slumped, past participle; slumps, 3rd person singular present; slumping, present participle; slumped, past tense;
Sit, lean, or fall heavily and limply, esp. with a bent back
she slumped against the cushions
Denis was slumped in his seat
Undergo a sudden severe or prolonged fall in price, value, or amount
land prices slumped
Fail or decline substantially
the Giants slumped to an 8–8 record
A sudden severe or prolonged fall in the price, value, or amount of something
a slump in annual profits
A prolonged period of abnormally low economic activity, typically bringing widespread unemployment
A period of substantial failure or decline
the organization's recent slump
a noticeable deterioration in performance or quality; "the team went into a slump"; "a gradual slack in output"; "a drop-off in attendance"; "a falloff in quality"
assume a drooping posture or carriage
depression: a long-term economic state characterized by unemployment and low prices and low levels of trade and investment
fall or sink heavily; "He slumped onto the couch"; "My spirits sank"
fall heavily or suddenly; decline markedly; "The real estate market fell off"
decline: go down in value; "the stock market corrected"; "prices slumped"
In economics, a recession is a business cycle contraction, a general slowdown in economic activity over a period of time. During recessions, many macroeconomic indicators vary in a similar way. ...
A Slump is a form of mass wasting that occurs when a coherent mass of loosely consolidated materials or rock layers moves a short distance down a slope. Movement is characterized by sliding along a concave-upward or planar surface. ...
In sports, a slump is a period of time when player or team is not performing well or up to expectations. It is pretty much a dry spell or drought, though it is often misused to define a player's decline that is natural during their career .
Slumping is a categorical description of an area of techniques for the forming of glass by applying heat to the point where the glass becomes plastic. The increasing fluidity of the glass with temperature causes the glass to 'slump' into the mould under the force of gravity.

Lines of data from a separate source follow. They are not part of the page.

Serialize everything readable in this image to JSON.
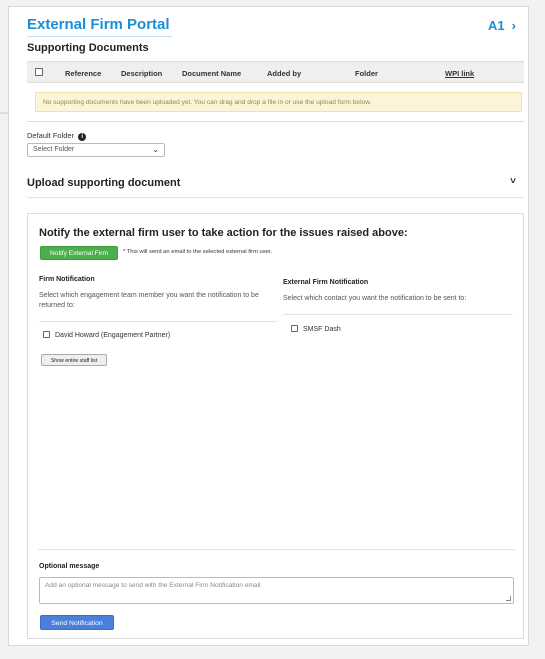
{
  "header": {
    "title": "External Firm Portal",
    "id_label": "A1",
    "chevron": "›"
  },
  "supporting_docs": {
    "title": "Supporting Documents",
    "columns": [
      "Reference",
      "Description",
      "Document Name",
      "Added by",
      "Folder",
      "WPI link"
    ],
    "empty_message": "No supporting documents have been uploaded yet. You can drag and drop a file in or use the upload form below."
  },
  "default_folder": {
    "label": "Default Folder",
    "info_icon": "info-icon",
    "select_value": "Select Folder",
    "chevron": "⌄"
  },
  "upload": {
    "title": "Upload supporting document",
    "chevron": "˅"
  },
  "notify": {
    "heading": "Notify the external firm user to take action for the issues raised above:",
    "button_label": "Notify External Firm",
    "hint": "* This will send an email to the selected external firm user.",
    "firm": {
      "title": "Firm Notification",
      "desc": "Select which engagement team member you want the notification to be returned to:",
      "members": [
        "David Howard (Engagement Partner)"
      ],
      "staff_button": "Show entire staff list"
    },
    "external": {
      "title": "External Firm Notification",
      "desc": "Select which contact you want the notification to be sent to:",
      "contacts": [
        "SMSF Dash"
      ]
    },
    "message": {
      "label": "Optional message",
      "placeholder": "Add an optional message to send with the External Firm Notification email"
    },
    "send_label": "Send Notification"
  },
  "colors": {
    "accent_blue": "#1a8fd6",
    "notify_green": "#4cae4c",
    "send_blue": "#4a7fdc",
    "warning_bg": "#fcf4d8"
  }
}
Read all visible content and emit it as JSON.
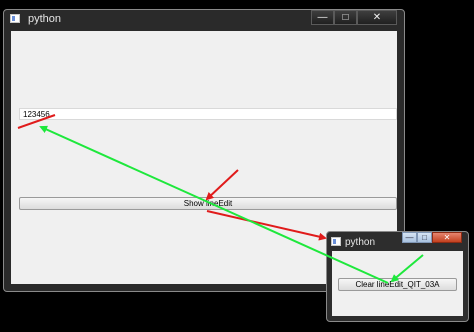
{
  "main_window": {
    "title": "python",
    "caption_buttons": {
      "minimize": "—",
      "maximize": "□",
      "close": "✕"
    },
    "line_edit": {
      "value": "123456"
    },
    "show_button": {
      "label": "Show lineEdit"
    }
  },
  "child_window": {
    "title": "python",
    "caption_buttons": {
      "minimize": "—",
      "maximize": "□",
      "close": "✕"
    },
    "clear_button": {
      "label": "Clear lineEdit_QIT_03A"
    }
  },
  "annotations": {
    "red_color": "#e01b1b",
    "green_color": "#1ee83c"
  },
  "icons": {
    "window_icon": "app-window-icon"
  }
}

A heavy or helpless collapse; a slouching or drooping posture; a period of poor activity or performance, especially an extended period; To collapse heavily or helplessly; To decline or fall off in activity or performance; To slouch or droop
(Slumped) Flat glass that is melted to take the shape of the form designed to sink into taking the actual shape of that form.

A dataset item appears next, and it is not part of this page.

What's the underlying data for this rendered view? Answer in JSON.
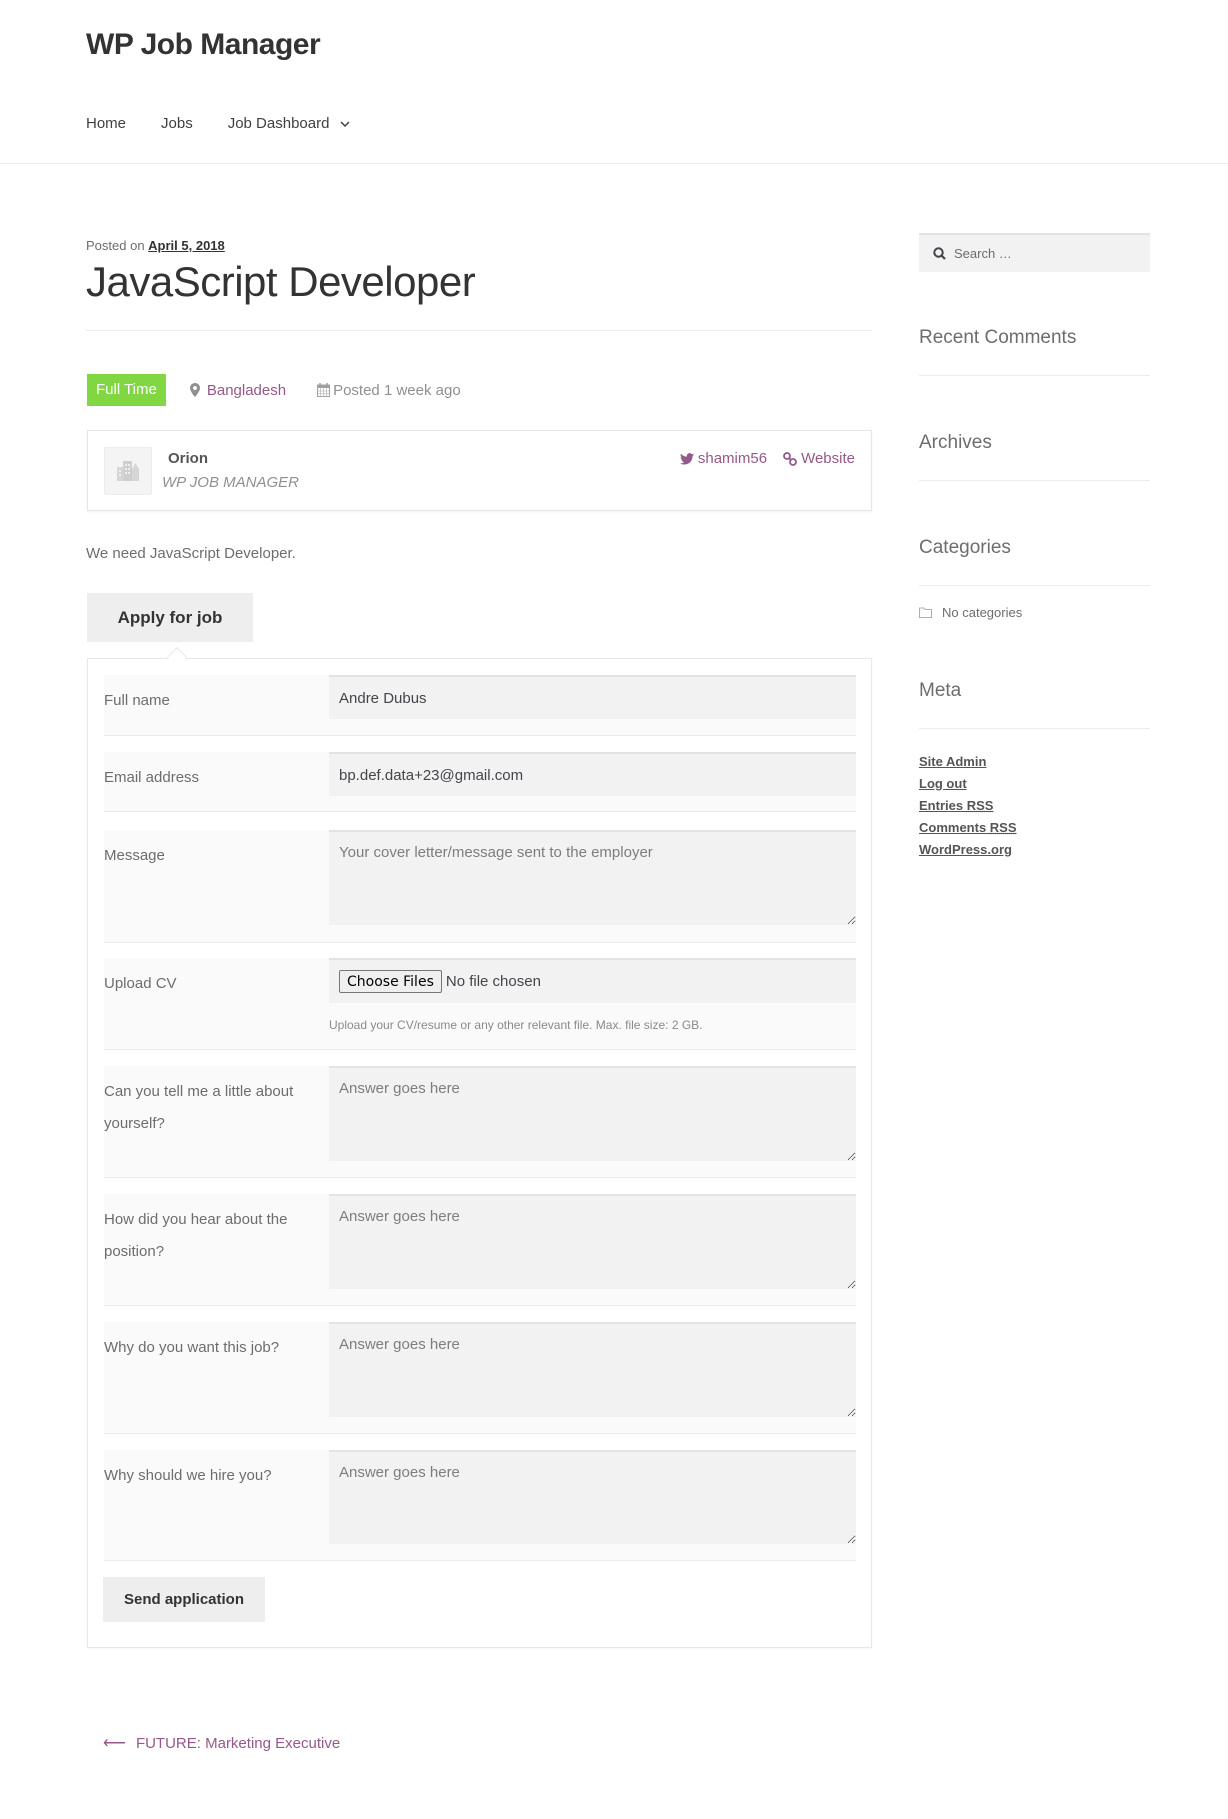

(Slumping) When glass is heated it will to slump over or into a mold.
(SLUMPING) Process of creating ceramic wares with a slump-mold. Firing defect where glassy-phase begins to dissolve sintered structure in clay, causing it to sag and deform.
(Slumping) Mostly the same as sagging, with the possible proviso that sagging is sometimes limited to work done into a mold while slumping is more narrowly the heating of unsupported glass, so glass may be slumped through a ring (drop out mold) or over a stainless steel form. warmglas.htm
(Slumping) involves a whole segment of the cliff moving down-slope along a saturated shear-plane.
(Slumping) shaping glass by allowing it to sag through its own weight into or over a form during heating in a kiln
(Slumping) the unfortunate deformation of a ceramic piece during the firing process.
(slumping) Downslope movement in which a mass of regolith detaches from its substrate along a spoon-shaped sliding surface and slips downward semicoherently.
(slumping) The downslope movement of a mass of rock or soil.
(slumping) The formation of a landslide that develops where strong, resistant rocks overlie weak rocks.
(slumping) downslope mass movement of sediments; usually involves deformation and disruption of layers and may occur at varying rates.
Slumping is where a mold is used to cause glass to take on the shape of a bowl, a plate, or similar object. Slumping occurs in the lower temperature range of 593º to 677ºC (1100º to 1250ºF).
The "wetness" of concrete. A 3 inch slump is dryer and stiffer than a 5 inch slump.
A type of mass movement in which material moves along a curved surface of rupture.